The pandemic changed the way we work. Many people who commute into big cities like New York were forced to work from home, often in other states and often for the majority of the year. This led to a lot of frustrations, like trying to find space for a home office and a way to conduct meetings without the interruption of well-meaning family members. But it came with some advantages, too. This could include the time saved from skipping the commute and money saved on state tax bills.
Afterall, if we worked in New Jersey or another state for the majority of the year we should not have to pay New York’s astronomically high state income tax, right?
Unfortunately, this does not seem to be the case. New York state taxing authorities recently sent out thousands of notices to taxpayers asking questions about their 2020 tax returns. These questions included requests for information about their income and residency status. What is even more surprising is who is getting these letters. In the past, the taxing authority generally sent these types of notices to those who claim $1 million or more in annual income. This time around, the letters appear to go to anyone who claims $100,000 or more.

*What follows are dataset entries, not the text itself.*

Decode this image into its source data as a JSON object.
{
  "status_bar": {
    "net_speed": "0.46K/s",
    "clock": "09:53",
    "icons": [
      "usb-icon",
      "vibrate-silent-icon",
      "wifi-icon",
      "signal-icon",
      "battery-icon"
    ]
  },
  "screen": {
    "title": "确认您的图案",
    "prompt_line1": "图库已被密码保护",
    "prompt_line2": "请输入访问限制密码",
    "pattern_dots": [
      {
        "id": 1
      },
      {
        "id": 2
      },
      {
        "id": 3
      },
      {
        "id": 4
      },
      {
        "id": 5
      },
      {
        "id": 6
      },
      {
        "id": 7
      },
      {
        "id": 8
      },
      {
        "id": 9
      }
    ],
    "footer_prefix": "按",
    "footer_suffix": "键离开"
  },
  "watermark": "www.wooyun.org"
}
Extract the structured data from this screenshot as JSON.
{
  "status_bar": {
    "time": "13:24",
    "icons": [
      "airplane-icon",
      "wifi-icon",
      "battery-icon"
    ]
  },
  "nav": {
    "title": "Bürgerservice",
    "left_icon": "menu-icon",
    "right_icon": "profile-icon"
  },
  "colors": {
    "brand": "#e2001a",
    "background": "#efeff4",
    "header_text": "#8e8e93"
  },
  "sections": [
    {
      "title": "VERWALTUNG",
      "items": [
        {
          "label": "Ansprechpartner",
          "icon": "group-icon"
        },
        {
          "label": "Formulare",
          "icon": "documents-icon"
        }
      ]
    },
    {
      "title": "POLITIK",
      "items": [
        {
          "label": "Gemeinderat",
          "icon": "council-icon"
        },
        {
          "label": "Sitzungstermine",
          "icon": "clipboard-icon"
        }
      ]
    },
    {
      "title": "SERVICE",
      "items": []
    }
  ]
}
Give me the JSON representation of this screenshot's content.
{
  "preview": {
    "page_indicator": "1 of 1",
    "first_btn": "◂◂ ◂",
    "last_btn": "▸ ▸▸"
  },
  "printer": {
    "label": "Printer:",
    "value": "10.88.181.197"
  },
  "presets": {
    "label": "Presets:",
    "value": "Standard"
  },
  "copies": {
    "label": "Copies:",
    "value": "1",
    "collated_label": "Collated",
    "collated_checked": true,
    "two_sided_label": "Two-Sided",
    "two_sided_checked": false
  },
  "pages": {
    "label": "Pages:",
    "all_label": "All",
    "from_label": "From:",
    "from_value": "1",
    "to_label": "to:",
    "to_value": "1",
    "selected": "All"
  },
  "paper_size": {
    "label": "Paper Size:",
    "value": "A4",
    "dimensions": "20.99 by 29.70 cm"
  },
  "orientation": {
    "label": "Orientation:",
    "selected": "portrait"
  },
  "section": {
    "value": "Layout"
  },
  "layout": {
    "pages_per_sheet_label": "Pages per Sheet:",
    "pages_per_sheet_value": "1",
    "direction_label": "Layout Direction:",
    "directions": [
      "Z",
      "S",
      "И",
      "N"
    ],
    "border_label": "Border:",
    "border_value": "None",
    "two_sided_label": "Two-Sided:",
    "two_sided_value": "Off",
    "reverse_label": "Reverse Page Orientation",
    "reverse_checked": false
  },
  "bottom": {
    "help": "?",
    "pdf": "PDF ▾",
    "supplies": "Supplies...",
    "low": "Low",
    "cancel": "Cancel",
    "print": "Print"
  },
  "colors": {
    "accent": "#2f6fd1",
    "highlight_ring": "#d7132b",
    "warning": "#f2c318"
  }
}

Can New York really expect a state income tax if I worked primarily in another state?
If your employer was located in New York, it is likely state taxing authorities will send a state income tax bill. Unfortunately, a recent ruling in the Supreme Court has given the state motive to seek these tax payments. The case involved a taxpayer from New Hampshire that fought back after Massachusetts’ tax authorities claimed state taxes were due even though he worked remotely. Since his office was physically in Massachusetts, the state argued he still owed state income taxes. The Supreme Court agreed with the state taxing authorities.

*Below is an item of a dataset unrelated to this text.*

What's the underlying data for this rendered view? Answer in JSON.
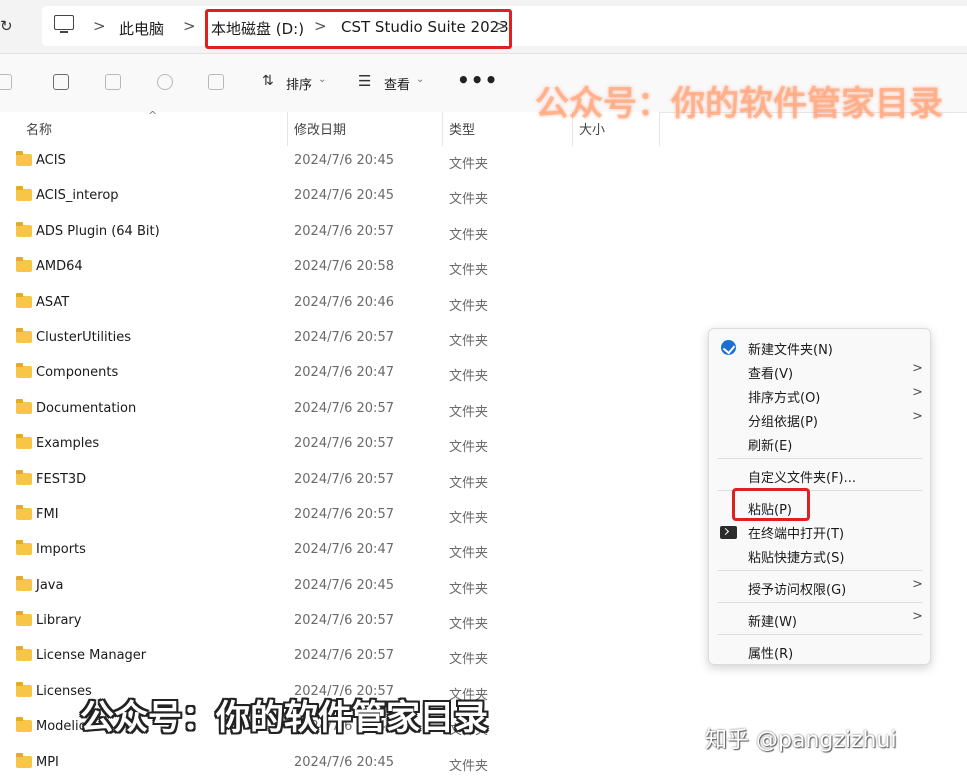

What happens if I do not respond?
The agency could bill you with additional fees and penalties and move forward with the audit anyway.
Do I have any other option?
Just because the top court in the nation gave New York the incentive to come after state income taxes for those working remotely does not mean it will always work. There are instances when the taxpayer is truly located in another state for tax purposes. One way this is achieved is when the taxpayer establishes their domicile in a different state.
Factors that influence domicile include relatively straight forward things like how much time the taxpayer spends in the state as well as more personal things like where we keep our family pets or heirlooms. The attorneys at Goldburd McCone are familiar with these types of issues and can provide guidance for those trying to navigate this type of an audit.